If you’ve ever looked down your nose at country music, it might be because so many artists seem to suffer some form of multiple-personality disorder.
To wit: Dierks Bentley’s new album, “Home,” finds him cast as lover man, party bro, proud patriot, dedicated dad. Throughout his career, he has gone from bar-crawling lothario to devoted husband from one song to the next.
But so what? Like an actor playing a role, great country singers inhabit their songs and make them sound like they’re living it all right before your ears. When it works, it feels Oscar-worthy. When it doesn’t, it feels suspect, like a politician doling out sweet nothings on the stump.
Dierks Bentley is a great country singer.
“Home,” out Tuesday, is his seventh and most assured album, with the 36-year-old Arizona native singing from an array of vantage points with a sure-footedness that wasn’t always totally there. He’s penned a few goofy party anthems over the years, but with the indelible gallop of “Am I the Only One,” you can finally taste the beer. Elsewhere, he’s a homesick family man, a nine-to-fiver pining for escape and a jilted lover in denial.
Bentley says it’s no act. “I’ve been the guy who had the broken heart where your hair falls out in the shower,” he says. “With country music, you have to be a little older and have gone through life.

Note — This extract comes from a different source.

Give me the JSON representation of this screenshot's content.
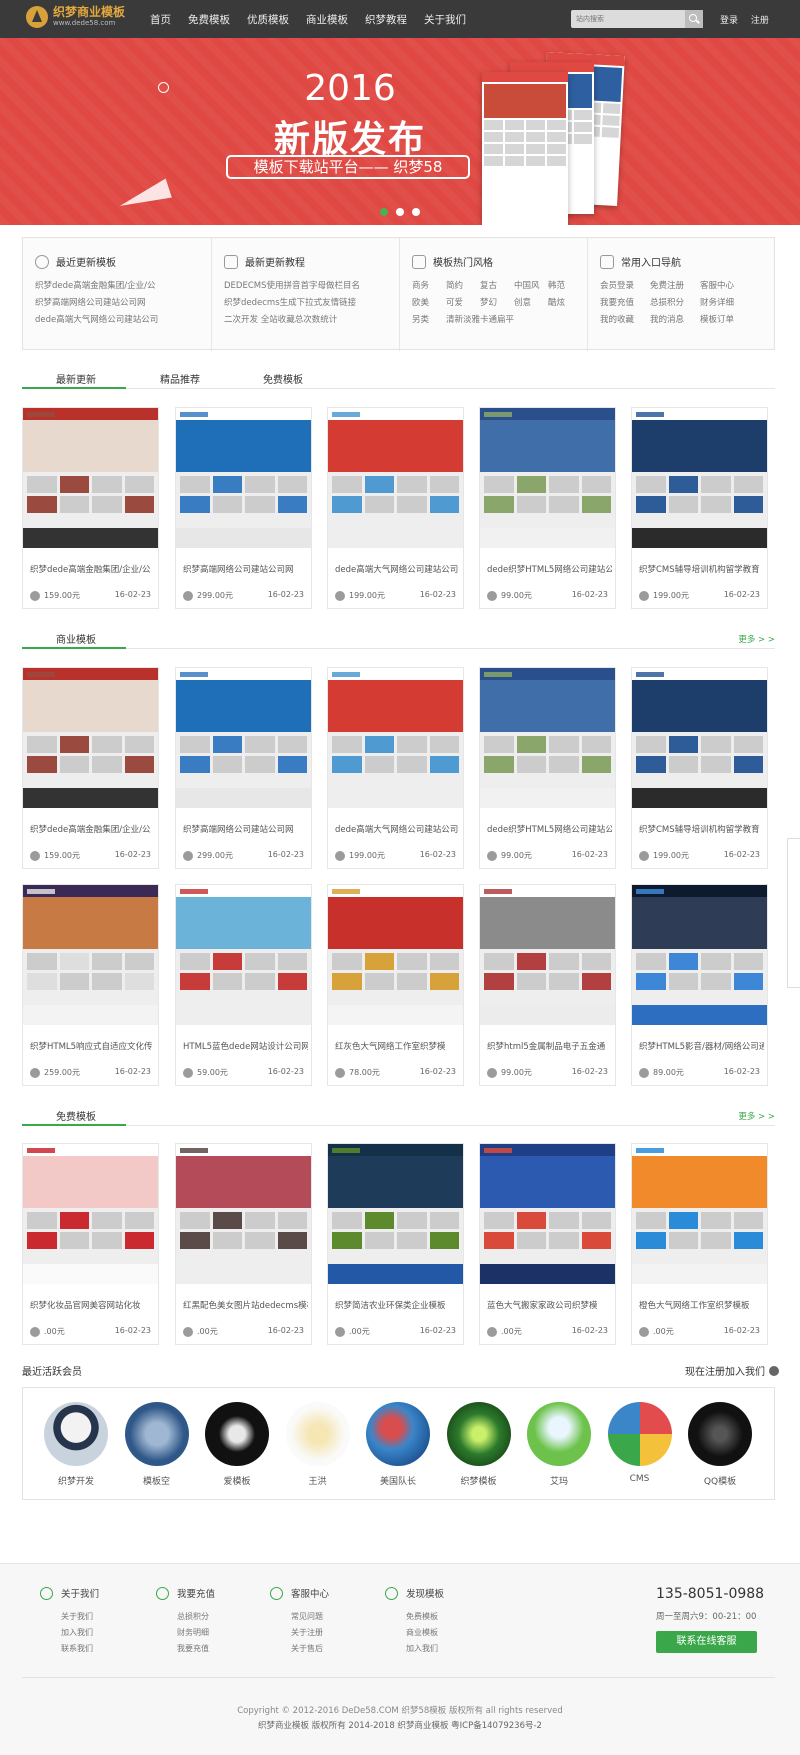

I can hear great singers who have never had their heart broken. I can hear it right away.”
Read the full profile from today’s Washington Post.